What are DNS query commands?

Queries, also known as DNS lookups, are happening all the time. Some of these activities take place within your network – these  “internal DNS” queries never make it to the outside internet. In a business setting, there is a dedicated internal DNS server that resolves all of the defined points inside the network.

External DNS sends queries outside of the corporate network and relies on external servers for resolutions.

When a DNS query resolves, the remote server comes back with responses which correspond to the type of information it is sending back.  Here are examples of common response codes and what they mean:

  • A Records: Short for Address Mapping Record, it contains the hostname and correlating IPv4 address. Also known as a host record.
  • AAAA records: It contains the hostname and the correlating IPv6 address.
  • CNAME records: Short for Canonical Name Record, it contains an alias for a hostname. A CNAME Record points to an A Record plus contain other CNAME Records.
  • MX records: Short for Mail Exchanger Record, it identifies the SMTP email server that accepts emails for a specific domain.

Servers cache DNS responses to help resolve queries efficiently. DNS cache records include a time to live (TTL) which indicates a period of time the response can be stored. This acts as a short-term memory for the server. Once the TTL expires, the server needs to resolve the query again. (See our piece on DNS poisoning for more information about the importance of TTL settings.)

The relationship between DNS and DDI

DNS is commonly referred to as part of the term DDI, which stands for DNS, DHCP, and IPAM. DDI is used to describe the integration of all three technologies in a single solution. DNS provides IP addresses, Dynamic Host Configuration Protocol (DHCP) assigns IP addresses, and IP address management (IPAM) handles IP resources.
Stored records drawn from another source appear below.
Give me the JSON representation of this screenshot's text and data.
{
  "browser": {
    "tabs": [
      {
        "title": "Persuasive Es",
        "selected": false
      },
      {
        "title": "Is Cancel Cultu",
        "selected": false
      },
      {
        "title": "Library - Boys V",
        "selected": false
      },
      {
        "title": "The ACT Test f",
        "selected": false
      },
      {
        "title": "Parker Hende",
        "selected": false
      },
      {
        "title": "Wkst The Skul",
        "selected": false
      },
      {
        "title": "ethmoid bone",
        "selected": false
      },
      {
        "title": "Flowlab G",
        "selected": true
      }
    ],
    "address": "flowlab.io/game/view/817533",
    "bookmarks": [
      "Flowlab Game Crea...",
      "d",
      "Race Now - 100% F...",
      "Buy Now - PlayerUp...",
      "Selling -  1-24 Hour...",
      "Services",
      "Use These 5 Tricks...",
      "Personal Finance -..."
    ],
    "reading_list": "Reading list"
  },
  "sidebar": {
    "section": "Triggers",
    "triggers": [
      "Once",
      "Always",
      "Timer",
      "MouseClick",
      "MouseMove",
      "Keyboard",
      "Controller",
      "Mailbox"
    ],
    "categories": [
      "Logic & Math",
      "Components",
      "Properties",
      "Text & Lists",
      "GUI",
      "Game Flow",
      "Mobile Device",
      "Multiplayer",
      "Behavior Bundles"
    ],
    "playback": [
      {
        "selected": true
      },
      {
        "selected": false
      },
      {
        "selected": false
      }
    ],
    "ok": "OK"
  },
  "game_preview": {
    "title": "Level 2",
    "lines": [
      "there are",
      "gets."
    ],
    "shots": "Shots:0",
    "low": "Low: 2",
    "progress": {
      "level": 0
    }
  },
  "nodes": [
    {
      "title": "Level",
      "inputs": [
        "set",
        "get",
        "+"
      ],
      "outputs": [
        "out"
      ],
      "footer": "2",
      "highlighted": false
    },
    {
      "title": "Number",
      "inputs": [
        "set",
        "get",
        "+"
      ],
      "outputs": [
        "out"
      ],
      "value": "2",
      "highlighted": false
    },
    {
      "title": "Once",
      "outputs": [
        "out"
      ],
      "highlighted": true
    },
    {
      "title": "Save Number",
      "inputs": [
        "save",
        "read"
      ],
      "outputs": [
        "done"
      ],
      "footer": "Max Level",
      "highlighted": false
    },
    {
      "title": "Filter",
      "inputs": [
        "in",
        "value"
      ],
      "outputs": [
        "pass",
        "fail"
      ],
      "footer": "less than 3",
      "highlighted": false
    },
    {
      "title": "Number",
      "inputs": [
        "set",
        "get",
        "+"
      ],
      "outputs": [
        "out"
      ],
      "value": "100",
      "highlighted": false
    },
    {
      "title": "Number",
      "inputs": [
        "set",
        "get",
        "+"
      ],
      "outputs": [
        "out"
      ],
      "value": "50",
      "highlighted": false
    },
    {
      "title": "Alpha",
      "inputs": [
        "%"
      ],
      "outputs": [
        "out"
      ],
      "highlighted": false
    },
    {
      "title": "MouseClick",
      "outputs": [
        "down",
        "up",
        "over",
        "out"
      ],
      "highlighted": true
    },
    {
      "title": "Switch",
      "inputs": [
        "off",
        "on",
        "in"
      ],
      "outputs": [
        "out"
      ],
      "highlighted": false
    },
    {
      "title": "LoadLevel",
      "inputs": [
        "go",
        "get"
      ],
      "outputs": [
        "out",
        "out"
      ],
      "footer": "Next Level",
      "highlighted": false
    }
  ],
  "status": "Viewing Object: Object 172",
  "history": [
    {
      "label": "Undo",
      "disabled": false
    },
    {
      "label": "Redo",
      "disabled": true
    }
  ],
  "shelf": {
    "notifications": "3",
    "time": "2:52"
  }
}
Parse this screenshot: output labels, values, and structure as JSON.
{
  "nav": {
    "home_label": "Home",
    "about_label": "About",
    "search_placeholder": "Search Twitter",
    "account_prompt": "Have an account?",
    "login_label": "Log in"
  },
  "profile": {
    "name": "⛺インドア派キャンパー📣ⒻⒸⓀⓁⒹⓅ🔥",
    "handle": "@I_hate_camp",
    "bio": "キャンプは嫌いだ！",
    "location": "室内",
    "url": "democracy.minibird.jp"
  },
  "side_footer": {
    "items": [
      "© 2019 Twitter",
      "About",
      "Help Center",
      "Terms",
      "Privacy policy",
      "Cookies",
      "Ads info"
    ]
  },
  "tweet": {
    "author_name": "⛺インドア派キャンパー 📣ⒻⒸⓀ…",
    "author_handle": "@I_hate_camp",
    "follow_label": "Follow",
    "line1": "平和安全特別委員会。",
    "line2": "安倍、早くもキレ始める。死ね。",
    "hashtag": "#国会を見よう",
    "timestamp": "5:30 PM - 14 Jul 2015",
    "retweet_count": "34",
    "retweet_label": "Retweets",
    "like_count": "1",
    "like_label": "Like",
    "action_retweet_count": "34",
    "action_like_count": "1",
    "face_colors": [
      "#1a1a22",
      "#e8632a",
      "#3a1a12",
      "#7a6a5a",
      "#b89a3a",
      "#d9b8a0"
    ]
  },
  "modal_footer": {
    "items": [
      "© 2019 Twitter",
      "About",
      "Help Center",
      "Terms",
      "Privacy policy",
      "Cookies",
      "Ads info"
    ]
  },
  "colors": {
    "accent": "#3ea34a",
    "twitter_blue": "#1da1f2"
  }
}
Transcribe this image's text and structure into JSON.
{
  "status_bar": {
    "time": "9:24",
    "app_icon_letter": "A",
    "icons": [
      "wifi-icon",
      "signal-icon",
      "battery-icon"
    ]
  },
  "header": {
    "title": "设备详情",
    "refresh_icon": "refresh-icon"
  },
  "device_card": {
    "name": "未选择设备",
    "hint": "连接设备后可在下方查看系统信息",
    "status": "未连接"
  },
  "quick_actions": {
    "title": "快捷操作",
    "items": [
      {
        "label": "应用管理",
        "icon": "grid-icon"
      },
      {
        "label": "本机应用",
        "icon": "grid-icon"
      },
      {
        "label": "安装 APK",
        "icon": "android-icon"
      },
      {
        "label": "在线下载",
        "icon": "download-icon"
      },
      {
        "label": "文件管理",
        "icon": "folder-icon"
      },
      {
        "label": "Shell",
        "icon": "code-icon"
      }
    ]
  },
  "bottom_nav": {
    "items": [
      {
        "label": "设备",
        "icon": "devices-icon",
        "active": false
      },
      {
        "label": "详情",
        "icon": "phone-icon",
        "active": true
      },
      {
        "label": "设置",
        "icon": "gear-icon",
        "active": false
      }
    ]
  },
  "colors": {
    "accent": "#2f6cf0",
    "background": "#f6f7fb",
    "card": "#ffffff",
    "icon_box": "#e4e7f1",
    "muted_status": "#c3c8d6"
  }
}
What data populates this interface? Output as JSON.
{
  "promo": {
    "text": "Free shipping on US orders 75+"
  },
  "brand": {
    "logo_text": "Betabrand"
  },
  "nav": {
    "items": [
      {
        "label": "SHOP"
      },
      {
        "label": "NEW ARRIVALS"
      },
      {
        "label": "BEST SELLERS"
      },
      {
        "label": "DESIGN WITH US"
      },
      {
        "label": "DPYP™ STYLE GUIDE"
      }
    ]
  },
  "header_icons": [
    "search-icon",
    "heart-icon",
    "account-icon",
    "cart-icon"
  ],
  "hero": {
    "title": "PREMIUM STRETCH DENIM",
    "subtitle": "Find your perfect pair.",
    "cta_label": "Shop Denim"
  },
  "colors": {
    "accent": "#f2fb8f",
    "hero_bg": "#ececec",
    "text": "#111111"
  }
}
Our DDI page covers this in more depth.

Best practices for DNS Deployment

Network administrators will have to look at each layer of DNS information to make well-informed choices on how to build out their DNS, DHCP, and IPAM infrastructures. Here are several layers that they would have to consider:

  • Internal recursive: Queries will first point to this layer for resolution. The internal recursive will then recurse, either internally or externally, to find the answer.
  • Internal authoritative: This layer is comprised of several servers which contain a definitive answer for specific DNS zones. The internal recursive and authoritative are typically separated.
  • External recursive: The external recursive resolves queries on the internet if the internal recursive layer cannot locate an authoritative answer. It can either be separated or configured together with the internal recursive.
  • External authoritative: As this layer is often used as an attack vector, it is standard practice to separate the three other DNS service layers above from the external authoritative layer.

There are pros and cons of how each of these layers can be configured. For a complete guide on DNS infrastructure deployment best practices, including deployment options for DHCP and their impacts, check out our DNS infrastructure deployment best practices guide.